Below are some entries. Copy each line that holds the string "true".

PROVIDED RECORDS »
##########

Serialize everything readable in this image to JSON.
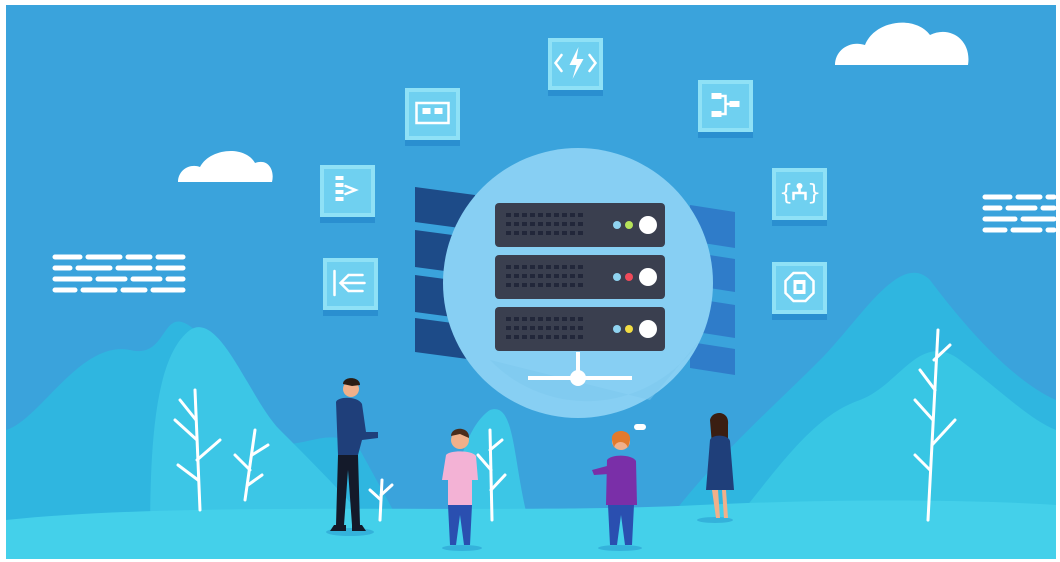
{
  "scene": {
    "description_label": "",
    "colors": {
      "background": "#3aa3dc",
      "frame": "#ffffff",
      "hill_light": "#38c6e4",
      "hill_mid": "#2bb5e0",
      "ground": "#3ccbe6",
      "circle": "#87cff3",
      "server_body": "#3a3f4f",
      "server_stripe": "#22273a",
      "slab_dark": "#1d4b88",
      "slab_light": "#2f7cc9",
      "tile_top": "#8fe1f6",
      "tile_front": "#5cc4ea",
      "cloud": "#ffffff"
    },
    "icons": [
      "lightning-code-icon",
      "mail-inbox-icon",
      "flowchart-icon",
      "stack-list-icon",
      "json-hierarchy-icon",
      "merge-arrows-icon",
      "badge-disk-icon"
    ],
    "server_lights": [
      [
        "#8fd3f0",
        "#b6e35a"
      ],
      [
        "#8fd3f0",
        "#f04a5a"
      ],
      [
        "#8fd3f0",
        "#f2dd44"
      ]
    ],
    "people": [
      "presenter",
      "child-pink-shirt",
      "woman-purple-shirt",
      "girl-blue-dress"
    ]
  }
}
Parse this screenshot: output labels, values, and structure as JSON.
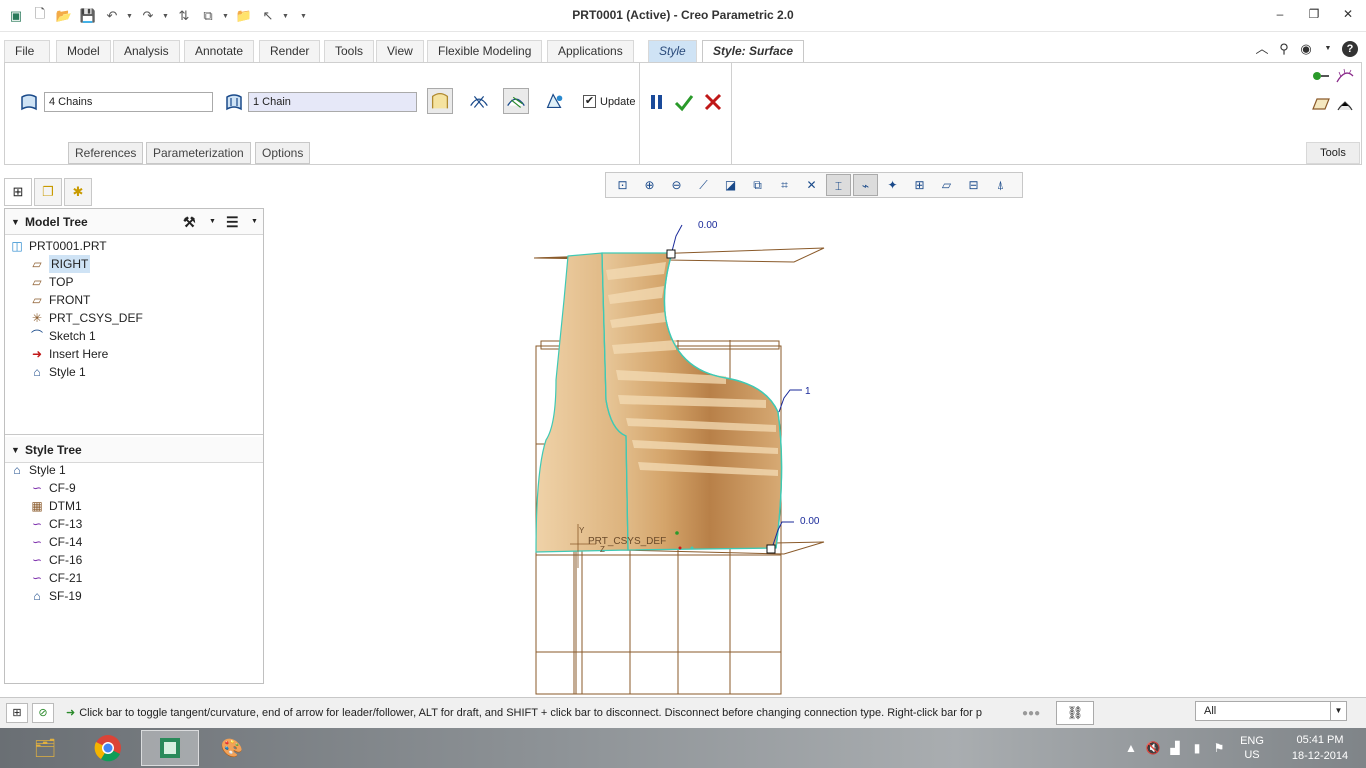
{
  "window": {
    "title": "PRT0001 (Active) - Creo Parametric 2.0",
    "qat_icons": [
      "app-icon",
      "new-icon",
      "open-icon",
      "save-icon",
      "undo-icon",
      "redo-icon",
      "regenerate-icon",
      "windows-icon",
      "folder-icon",
      "select-icon"
    ],
    "controls": [
      "minimize-icon",
      "restore-icon",
      "close-icon"
    ]
  },
  "ribbon": {
    "tabs": [
      "File",
      "Model",
      "Analysis",
      "Annotate",
      "Render",
      "Tools",
      "View",
      "Flexible Modeling",
      "Applications",
      "Style",
      "Style: Surface"
    ],
    "active_tab": "Style: Surface",
    "chains_field": "4 Chains",
    "chain_field": "1 Chain",
    "update_label": "Update",
    "update_checked": true,
    "subtabs": [
      "References",
      "Parameterization",
      "Options"
    ],
    "tools_label": "Tools"
  },
  "model_tree": {
    "title": "Model Tree",
    "root": "PRT0001.PRT",
    "items": [
      {
        "label": "RIGHT",
        "icon": "datum-plane-icon",
        "selected": true
      },
      {
        "label": "TOP",
        "icon": "datum-plane-icon",
        "selected": false
      },
      {
        "label": "FRONT",
        "icon": "datum-plane-icon",
        "selected": false
      },
      {
        "label": "PRT_CSYS_DEF",
        "icon": "csys-icon",
        "selected": false
      },
      {
        "label": "Sketch 1",
        "icon": "sketch-icon",
        "selected": false
      },
      {
        "label": "Insert Here",
        "icon": "insert-arrow-icon",
        "selected": false
      },
      {
        "label": "Style 1",
        "icon": "style-feature-icon",
        "selected": false
      }
    ]
  },
  "style_tree": {
    "title": "Style Tree",
    "root": "Style 1",
    "items": [
      "CF-9",
      "DTM1",
      "CF-13",
      "CF-14",
      "CF-16",
      "CF-21",
      "SF-19"
    ]
  },
  "viewport": {
    "dim_top": "0.00",
    "dim_mid": "1",
    "dim_bottom": "0.00",
    "csys_label": "PRT_CSYS_DEF",
    "axis_y": "Y",
    "axis_z": "Z"
  },
  "status": {
    "message": "Click bar to toggle tangent/curvature, end of arrow for leader/follower, ALT for draft, and SHIFT + click bar to disconnect. Disconnect before changing connection type.  Right-click bar for p",
    "filter": "All"
  },
  "taskbar": {
    "lang_top": "ENG",
    "lang_bottom": "US",
    "time": "05:41 PM",
    "date": "18-12-2014"
  },
  "colors": {
    "surface": "#d8a76b",
    "surface_dark": "#a97840",
    "curve_edge": "#3fc9b4",
    "datum": "#8a5a2a",
    "dimension": "#1a2a9a",
    "accent_tab": "#cfe3f5"
  }
}
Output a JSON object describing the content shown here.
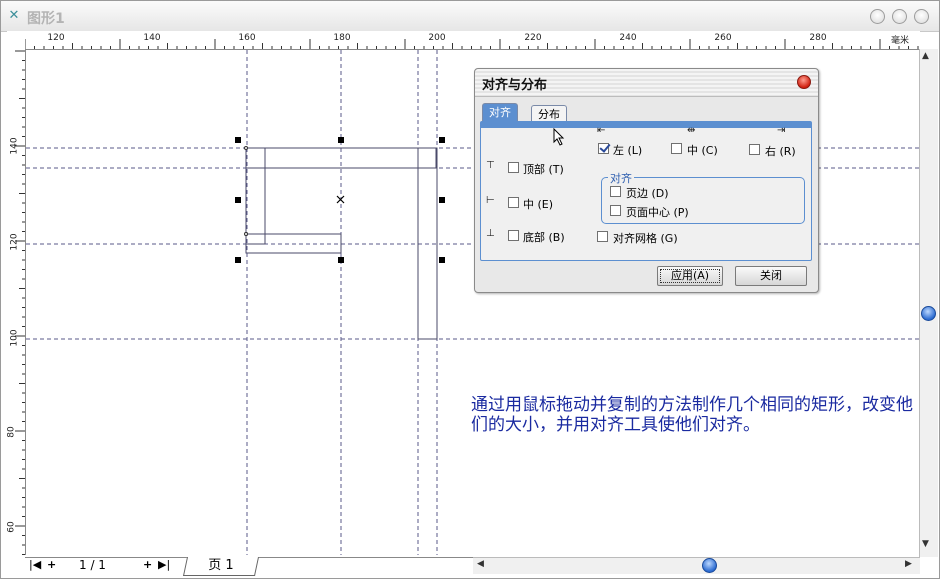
{
  "window": {
    "title": "图形1",
    "app_icon": "x-icon"
  },
  "ruler": {
    "unit": "毫米",
    "top_labels": [
      "120",
      "140",
      "160",
      "180",
      "200",
      "220",
      "240",
      "260",
      "280"
    ],
    "left_labels": [
      "140",
      "120",
      "100",
      "80",
      "60"
    ],
    "left_unit": "毫米"
  },
  "pagebar": {
    "first": "|◀",
    "add_before": "+",
    "page_counter": "1  /  1",
    "add_after": "+",
    "last": "▶|",
    "page_tab": "页  1"
  },
  "dialog": {
    "title": "对齐与分布",
    "tabs": [
      "对齐",
      "分布"
    ],
    "horizontal": {
      "left": {
        "label": "左",
        "shortcut": "(L)",
        "checked": true
      },
      "center": {
        "label": "中",
        "shortcut": "(C)",
        "checked": false
      },
      "right": {
        "label": "右",
        "shortcut": "(R)",
        "checked": false
      }
    },
    "vertical": {
      "top": {
        "label": "顶部",
        "shortcut": "(T)",
        "checked": false
      },
      "middle": {
        "label": "中",
        "shortcut": "(E)",
        "checked": false
      },
      "bottom": {
        "label": "底部",
        "shortcut": "(B)",
        "checked": false
      }
    },
    "align_to": {
      "title": "对齐",
      "page_edge": {
        "label": "页边",
        "shortcut": "(D)",
        "checked": false
      },
      "page_center": {
        "label": "页面中心",
        "shortcut": "(P)",
        "checked": false
      }
    },
    "snap_grid": {
      "label": "对齐网格",
      "shortcut": "(G)",
      "checked": false
    },
    "apply_button": "应用",
    "apply_shortcut": "(A)",
    "close_button": "关闭"
  },
  "annotation": {
    "text": "通过用鼠标拖动并复制的方法制作几个相同的矩形，改变他们的大小，并用对齐工具使他们对齐。"
  },
  "colors": {
    "accent": "#5c8fd0",
    "annotation": "#1a2aa0",
    "guide": "#5a5a8a"
  }
}
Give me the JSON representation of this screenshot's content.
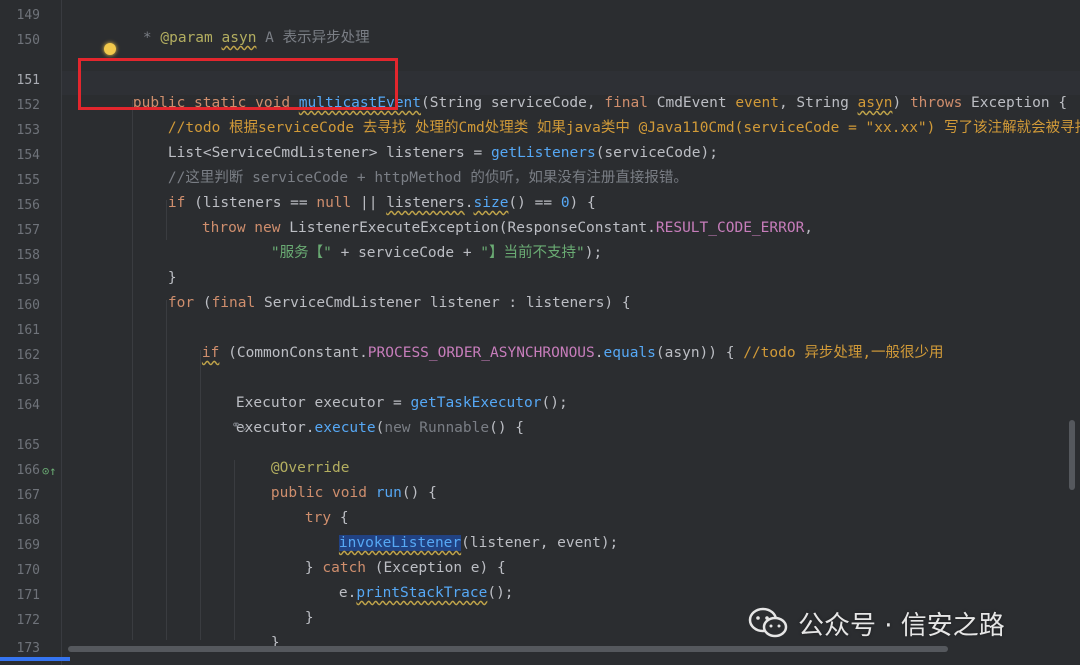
{
  "line_numbers": [
    "149",
    "150",
    "151",
    "152",
    "153",
    "154",
    "155",
    "156",
    "157",
    "158",
    "159",
    "160",
    "161",
    "162",
    "163",
    "164",
    "165",
    "166",
    "167",
    "168",
    "169",
    "170",
    "171",
    "172",
    "173"
  ],
  "watermark": {
    "text": "公众号 · 信安之路"
  },
  "code": {
    "l149": {
      "star": "* ",
      "tag": "@param",
      "name": "asyn",
      "desc": " A 表示异步处理"
    },
    "l151": {
      "kw1": "public static void ",
      "fn": "multicastEvent",
      "p1": "(String serviceCode, ",
      "kw2": "final ",
      "p2": "CmdEvent ",
      "pv1": "event",
      "p3": ", String ",
      "pv2": "asyn",
      "p4": ") ",
      "kw3": "throws ",
      "p5": "Exception {"
    },
    "l152": {
      "text": "//todo 根据serviceCode 去寻找 处理的Cmd处理类 如果java类中 @Java110Cmd(serviceCode = \"xx.xx\") 写了该注解就会被寻找到"
    },
    "l153": {
      "a": "List<ServiceCmdListener> listeners = ",
      "fn": "getListeners",
      "b": "(serviceCode);"
    },
    "l154": {
      "text": "//这里判断 serviceCode + httpMethod 的侦听，如果没有注册直接报错。"
    },
    "l155": {
      "kw": "if ",
      "a": "(listeners == ",
      "kw2": "null",
      "b": " || ",
      "c": "listeners",
      "d": ".",
      "fn": "size",
      "e": "() == ",
      "num": "0",
      "f": ") {"
    },
    "l156": {
      "kw": "throw new ",
      "a": "ListenerExecuteException(ResponseConstant.",
      "const": "RESULT_CODE_ERROR",
      "b": ","
    },
    "l157": {
      "str1": "\"服务【\"",
      "a": " + serviceCode + ",
      "str2": "\"】当前不支持\"",
      "b": ");"
    },
    "l158": {
      "text": "}"
    },
    "l159": {
      "kw": "for ",
      "a": "(",
      "kw2": "final ",
      "b": "ServiceCmdListener listener : listeners) {"
    },
    "l161": {
      "kw": "if",
      "a": " (CommonConstant.",
      "const": "PROCESS_ORDER_ASYNCHRONOUS",
      "b": ".",
      "fn": "equals",
      "c": "(asyn)) { ",
      "todo": "//todo 异步处理,一般很少用"
    },
    "l163": {
      "a": "Executor executor = ",
      "fn": "getTaskExecutor",
      "b": "();"
    },
    "l164": {
      "a": "executor.",
      "fn": "execute",
      "b": "(",
      "kw": "new ",
      "c": "Runnable",
      "d": "() {"
    },
    "l164b": {
      "text": "⚭⌄"
    },
    "l165": {
      "text": "@Override"
    },
    "l166": {
      "kw": "public void ",
      "fn": "run",
      "a": "() {"
    },
    "l167": {
      "kw": "try ",
      "a": "{"
    },
    "l168": {
      "fn": "invokeListener",
      "a": "(listener, event);"
    },
    "l169": {
      "a": "} ",
      "kw": "catch ",
      "b": "(Exception e) {"
    },
    "l170": {
      "a": "e.",
      "fn": "printStackTrace",
      "b": "();"
    },
    "l171": {
      "text": "}"
    },
    "l172": {
      "text": "}"
    }
  }
}
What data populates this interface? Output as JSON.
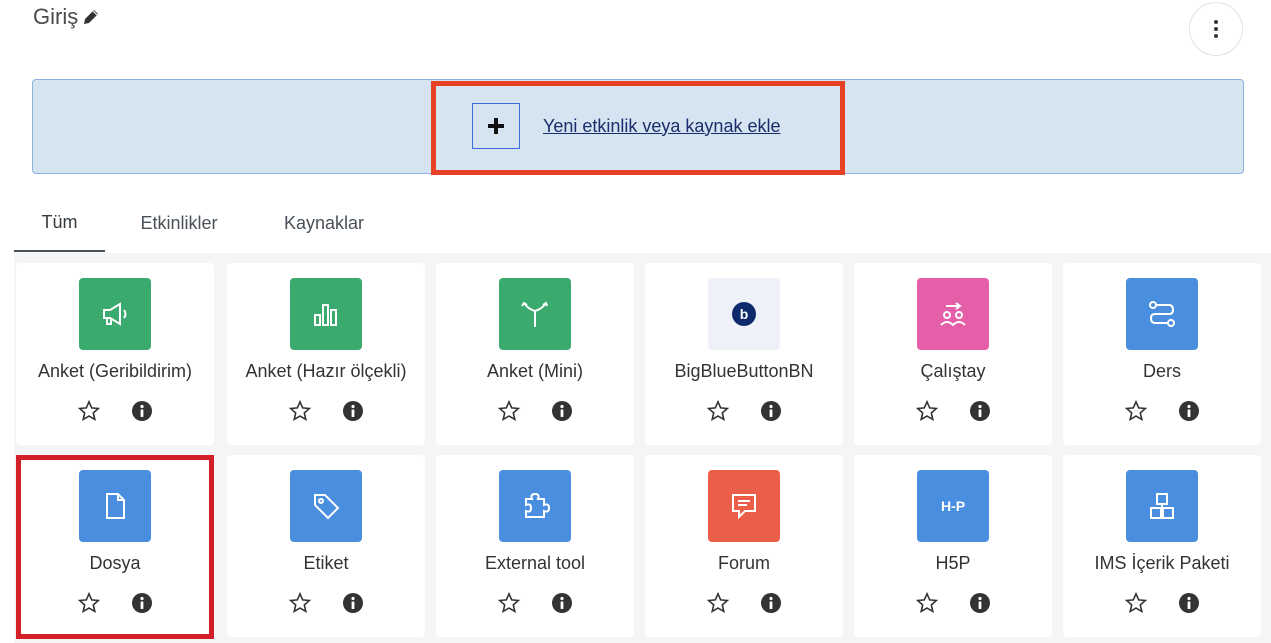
{
  "section": {
    "title": "Giriş"
  },
  "add_activity": {
    "label": "Yeni etkinlik veya kaynak ekle"
  },
  "tabs": [
    {
      "label": "Tüm"
    },
    {
      "label": "Etkinlikler"
    },
    {
      "label": "Kaynaklar"
    }
  ],
  "modules": [
    {
      "label": "Anket (Geribildirim)",
      "icon": "megaphone-icon",
      "color": "#3aaa6f"
    },
    {
      "label": "Anket (Hazır ölçekli)",
      "icon": "bar-chart-icon",
      "color": "#3aaa6f"
    },
    {
      "label": "Anket (Mini)",
      "icon": "signpost-icon",
      "color": "#3aaa6f"
    },
    {
      "label": "BigBlueButtonBN",
      "icon": "bigbluebutton-icon",
      "color": "#eef2f8"
    },
    {
      "label": "Çalıştay",
      "icon": "workshop-icon",
      "color": "#e55fa8"
    },
    {
      "label": "Ders",
      "icon": "lesson-icon",
      "color": "#4a8ee0"
    },
    {
      "label": "Dosya",
      "icon": "file-icon",
      "color": "#4a8ee0"
    },
    {
      "label": "Etiket",
      "icon": "tag-icon",
      "color": "#4a8ee0"
    },
    {
      "label": "External tool",
      "icon": "puzzle-icon",
      "color": "#4a8ee0"
    },
    {
      "label": "Forum",
      "icon": "forum-icon",
      "color": "#eb5e48"
    },
    {
      "label": "H5P",
      "icon": "h5p-icon",
      "color": "#4a8ee0",
      "icon_text": "H-P"
    },
    {
      "label": "IMS İçerik Paketi",
      "icon": "package-icon",
      "color": "#4a8ee0"
    }
  ]
}
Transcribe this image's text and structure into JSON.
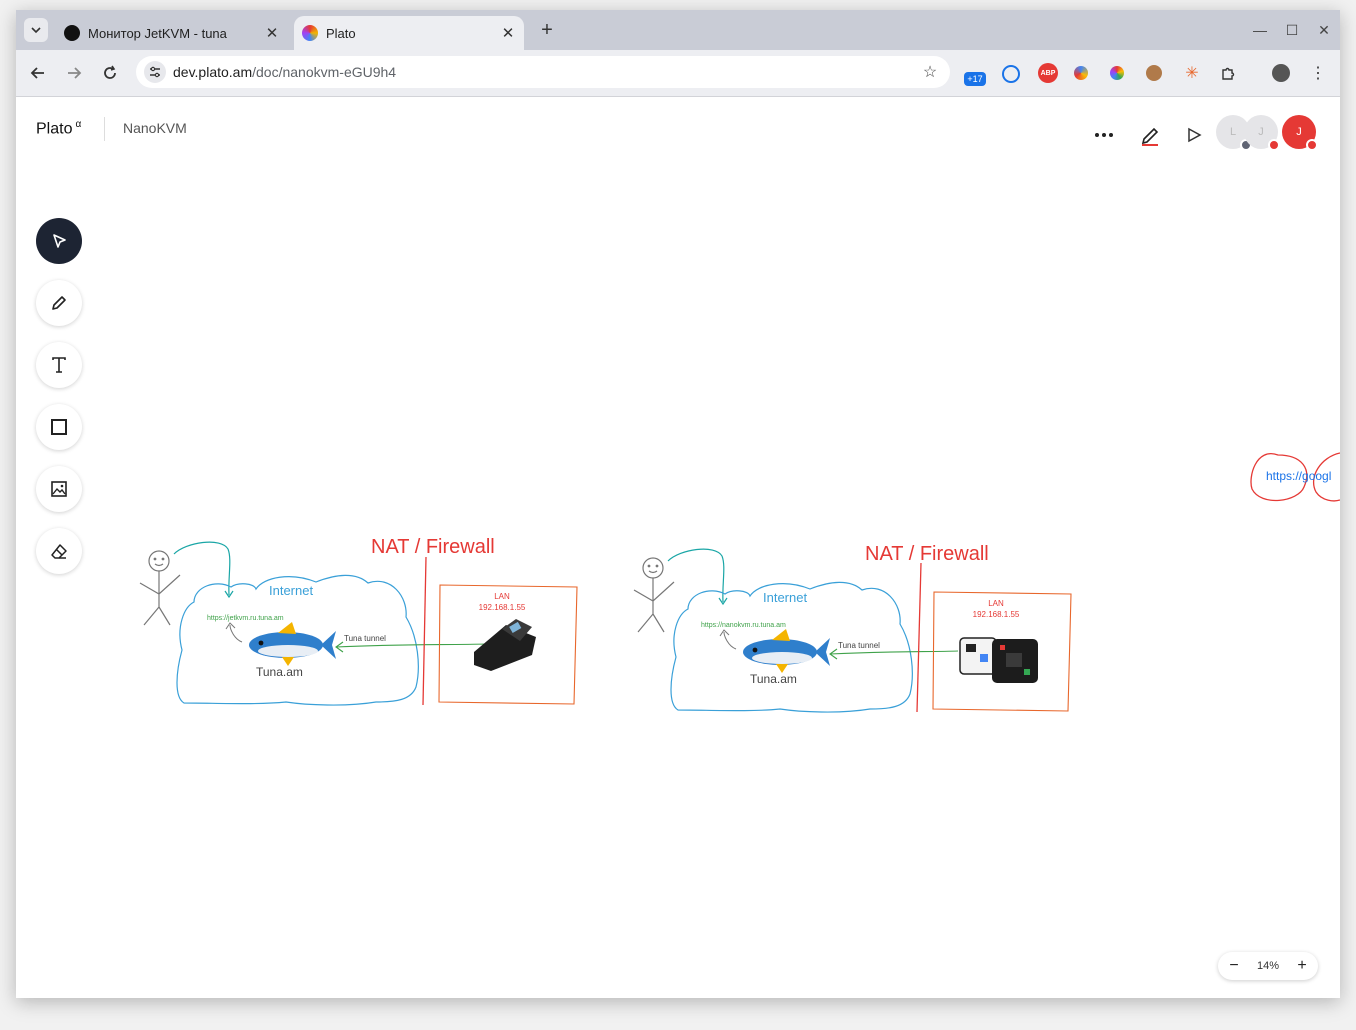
{
  "browser": {
    "tabs": [
      {
        "title": "Монитор JetKVM - tuna",
        "active": false
      },
      {
        "title": "Plato",
        "active": true
      }
    ],
    "url": {
      "host": "dev.plato.am",
      "path": "/doc/nanokvm-eGU9h4"
    },
    "extension_badge": "+17"
  },
  "app": {
    "brand": "Plato",
    "brand_sup": "α",
    "doc_title": "NanoKVM",
    "avatars": [
      {
        "letter": "L",
        "color": "#e5e5e8",
        "status": "#5f6473"
      },
      {
        "letter": "J",
        "color": "#e5e5e8",
        "status": "#e53935"
      },
      {
        "letter": "J",
        "color": "#e53935",
        "status": "#e53935"
      }
    ],
    "zoom": "14%"
  },
  "canvas": {
    "diagram1": {
      "firewall": "NAT / Firewall",
      "internet": "Internet",
      "url": "https://jetkvm.ru.tuna.am",
      "tunnel": "Tuna tunnel",
      "service": "Tuna.am",
      "lan": "LAN",
      "ip": "192.168.1.55"
    },
    "diagram2": {
      "firewall": "NAT / Firewall",
      "internet": "Internet",
      "url": "https://nanokvm.ru.tuna.am",
      "tunnel": "Tuna tunnel",
      "service": "Tuna.am",
      "lan": "LAN",
      "ip": "192.168.1.55"
    },
    "edge_text": "https://googl"
  },
  "colors": {
    "accent_red": "#e53935",
    "internet_blue": "#3aa0d8",
    "tunnel_green": "#3fa24a",
    "dark": "#1d2433"
  }
}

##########

FINAL ANSWER »
    "update_checked": true,
        "selected": true
        "checked": true
        "active": true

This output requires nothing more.